I don’t really manage my chickens in any way except to keep them out of my vegetable gardens with a 4 foot high fence. The chickens roam around anywhere they want otherwise. They do like the mulched areas beneath the fruit trees and hopefully are doing me some good there.
You have the most timely posts! I’m researching European pear varieties since I discovered that my husband loves canned pears. (Fond childhood memories at his grandmother’s house.) Since he doesn’t enjoy my gardening activities normally, it was a big step for him to ask, “You planted pears this spring, right?” in fact, I didn’t.
I know you aren’t huge in the preserving department, but do you know anyone who has favorite varieties for canning? I have heard Comice and Magness really don’t can well, and turn to mush. Currently, I’m thinking about Colette, but I’d be glad to hear more suggestions!
You’re right about my not being big in “the preserving department” (except for canning and drying tomatoes, and freezing some vegetables and fruits, and making sauerkraut. As far as pears, I know that Kieffer has been used for canning, but that may be also because it’s not that good fresh. I think Bartlett pears are also sometimes sold canned, so might be good.

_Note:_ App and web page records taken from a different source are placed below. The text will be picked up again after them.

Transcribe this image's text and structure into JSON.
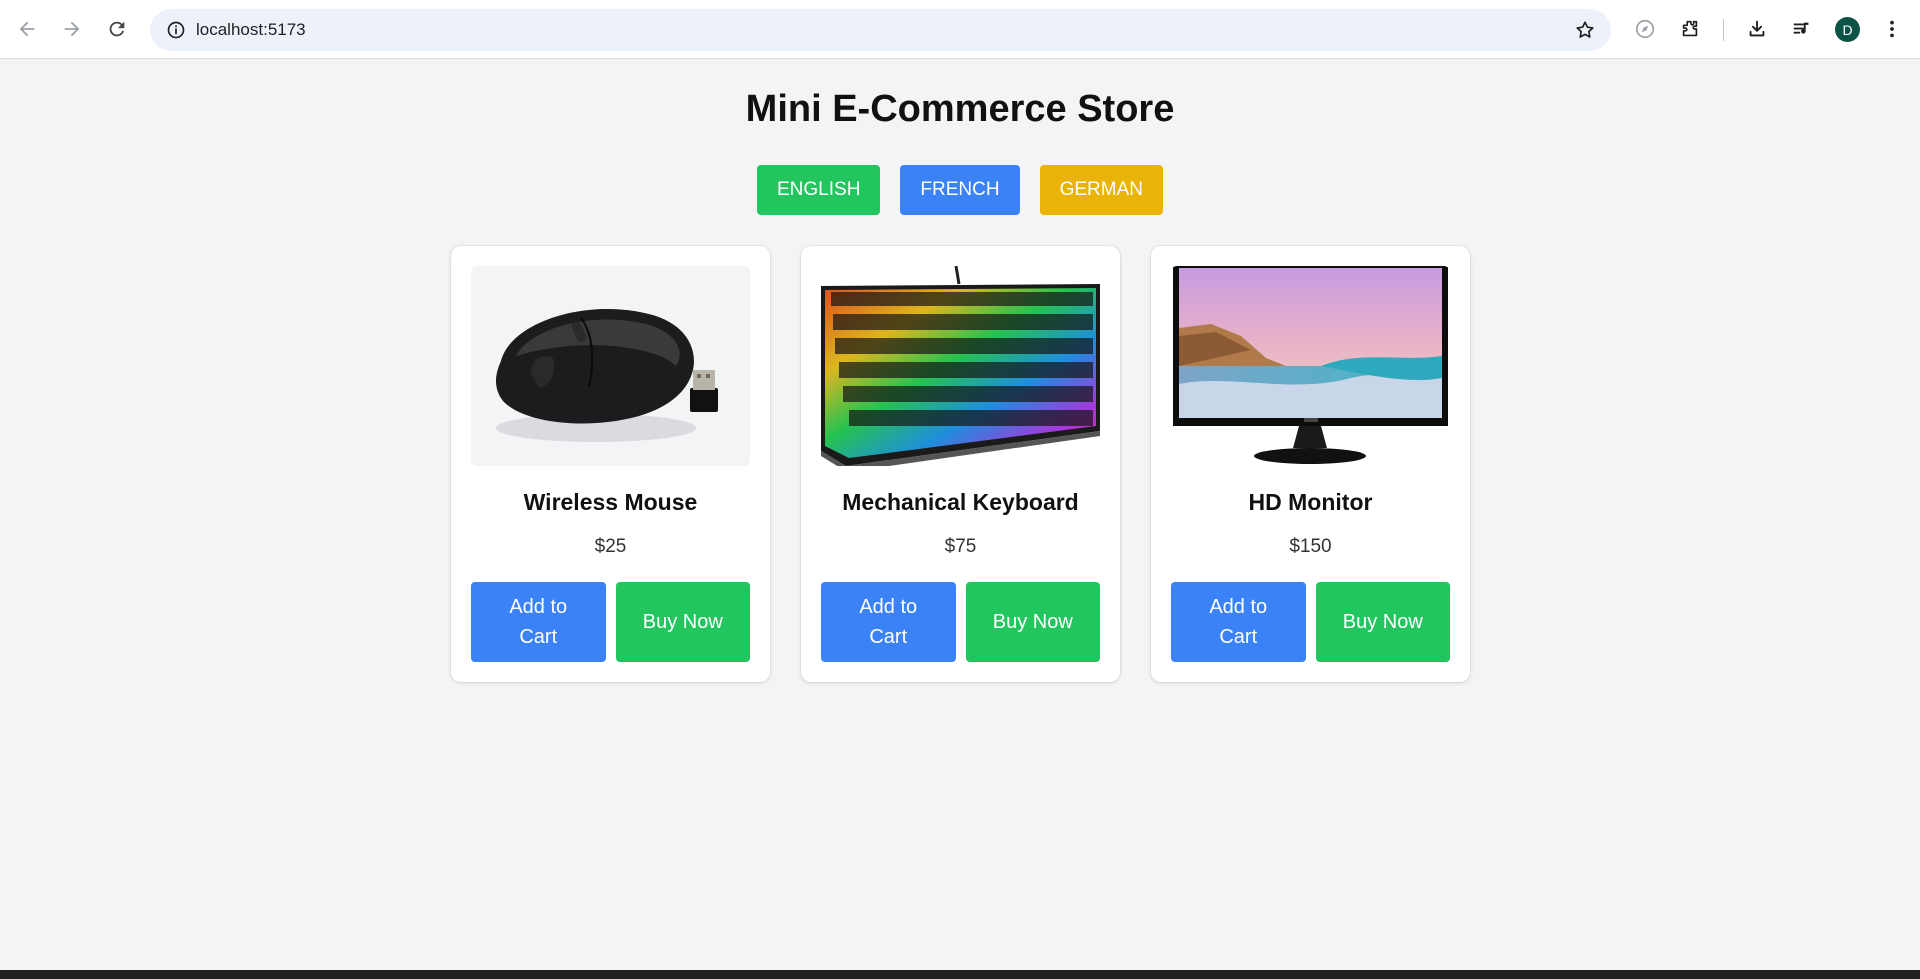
{
  "browser": {
    "url": "localhost:5173",
    "avatar_letter": "D",
    "colors": {
      "toolbar": "#ffffff",
      "omnibox": "#edf2fa",
      "avatar": "#0b5345"
    }
  },
  "store": {
    "title": "Mini E-Commerce Store",
    "languages": [
      {
        "label": "ENGLISH",
        "color": "#22c55e"
      },
      {
        "label": "FRENCH",
        "color": "#3b82f6"
      },
      {
        "label": "GERMAN",
        "color": "#eab308"
      }
    ],
    "products": [
      {
        "name": "Wireless Mouse",
        "price": "$25",
        "image": "mouse-image",
        "add_label": "Add to Cart",
        "buy_label": "Buy Now"
      },
      {
        "name": "Mechanical Keyboard",
        "price": "$75",
        "image": "keyboard-image",
        "add_label": "Add to Cart",
        "buy_label": "Buy Now"
      },
      {
        "name": "HD Monitor",
        "price": "$150",
        "image": "monitor-image",
        "add_label": "Add to Cart",
        "buy_label": "Buy Now"
      }
    ],
    "colors": {
      "add_button": "#3b82f6",
      "buy_button": "#22c55e",
      "page_bg": "#f3f4f6"
    }
  }
}
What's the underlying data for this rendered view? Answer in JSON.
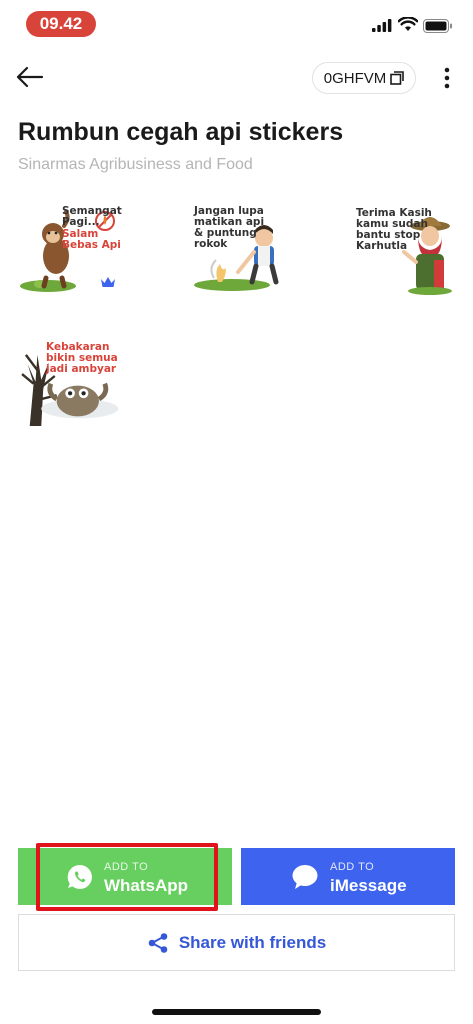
{
  "status_bar": {
    "time": "09.42"
  },
  "header": {
    "pack_code": "0GHFVM"
  },
  "pack": {
    "title": "Rumbun cegah api stickers",
    "author": "Sinarmas Agribusiness and Food"
  },
  "stickers": [
    {
      "line1": "Semangat",
      "line2": "Pagi...",
      "line3": "Salam",
      "line4": "Bebas Api"
    },
    {
      "line1": "Jangan lupa",
      "line2": "matikan api",
      "line3": "& puntung",
      "line4": "rokok"
    },
    {
      "line1": "Terima Kasih",
      "line2": "kamu sudah",
      "line3": "bantu stop",
      "line4": "Karhutla"
    },
    {
      "line1": "Kebakaran",
      "line2": "bikin semua",
      "line3": "jadi ambyar"
    }
  ],
  "actions": {
    "whatsapp": {
      "sub": "ADD TO",
      "label": "WhatsApp",
      "color": "#66cf5f"
    },
    "imessage": {
      "sub": "ADD TO",
      "label": "iMessage",
      "color": "#3e63ee"
    },
    "share": {
      "label": "Share with friends"
    }
  },
  "colors": {
    "highlight": "#e0131b",
    "time_pill": "#d9443a",
    "accent_blue": "#3557d8"
  }
}
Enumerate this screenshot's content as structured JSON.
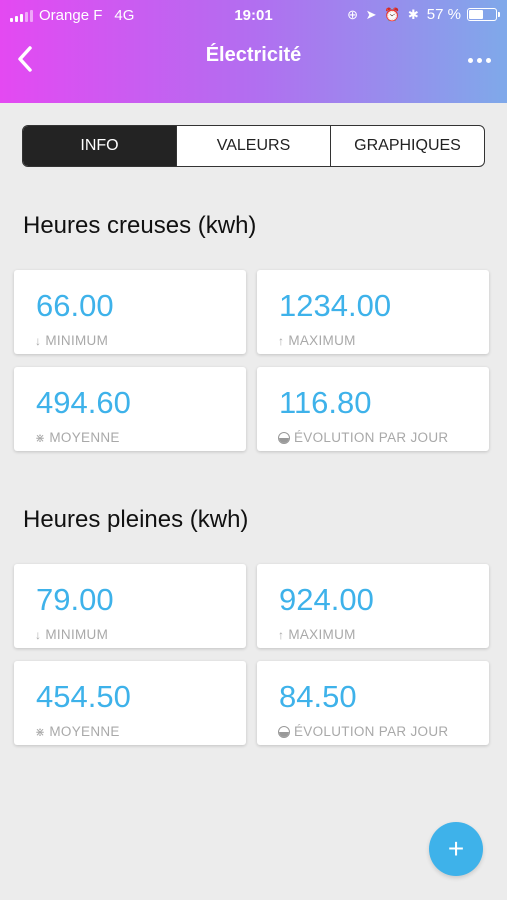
{
  "status_bar": {
    "carrier": "Orange F",
    "network": "4G",
    "time": "19:01",
    "battery_text": "57 %",
    "battery_level": 0.57
  },
  "nav": {
    "title": "Électricité"
  },
  "tabs": [
    {
      "label": "INFO",
      "active": true
    },
    {
      "label": "VALEURS",
      "active": false
    },
    {
      "label": "GRAPHIQUES",
      "active": false
    }
  ],
  "sections": [
    {
      "title": "Heures creuses (kwh)",
      "cards": [
        {
          "value": "66.00",
          "label": "MINIMUM",
          "icon": "arrow-down-icon"
        },
        {
          "value": "1234.00",
          "label": "MAXIMUM",
          "icon": "arrow-up-icon"
        },
        {
          "value": "494.60",
          "label": "MOYENNE",
          "icon": "average-icon"
        },
        {
          "value": "116.80",
          "label": "ÉVOLUTION PAR JOUR",
          "icon": "gauge-icon"
        }
      ]
    },
    {
      "title": "Heures pleines (kwh)",
      "cards": [
        {
          "value": "79.00",
          "label": "MINIMUM",
          "icon": "arrow-down-icon"
        },
        {
          "value": "924.00",
          "label": "MAXIMUM",
          "icon": "arrow-up-icon"
        },
        {
          "value": "454.50",
          "label": "MOYENNE",
          "icon": "average-icon"
        },
        {
          "value": "84.50",
          "label": "ÉVOLUTION PAR JOUR",
          "icon": "gauge-icon"
        }
      ]
    }
  ],
  "fab": {
    "label": "+"
  },
  "colors": {
    "accent": "#3eb2ea",
    "header_gradient_start": "#e449f2",
    "header_gradient_end": "#7fa9ea"
  }
}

Your book Uncommon Fruits… set my desire to garden ablaze nearly 10 years ago. I now grow nearly every fruit profiled in your book, and many others too. I’m interested in the Mohler persimmon. Being that I’m in southern VT, early ripening seems critical to success. I’m presuming based on your post that these Mohler persimmons are ripening for you roughly with Seckel pears– a surefire crop here.
Mohler ripens before Seckel here although persimmons probably require more heat to ripen than do pears. Still, I think Mohler would be worth a try in southern VT.
Is Mohler self-fertile? Or does it need a male?
I believe it is self-fertile. I get fruit every year and have no males here.My other persimmon is Szukis, which is also self-fertile.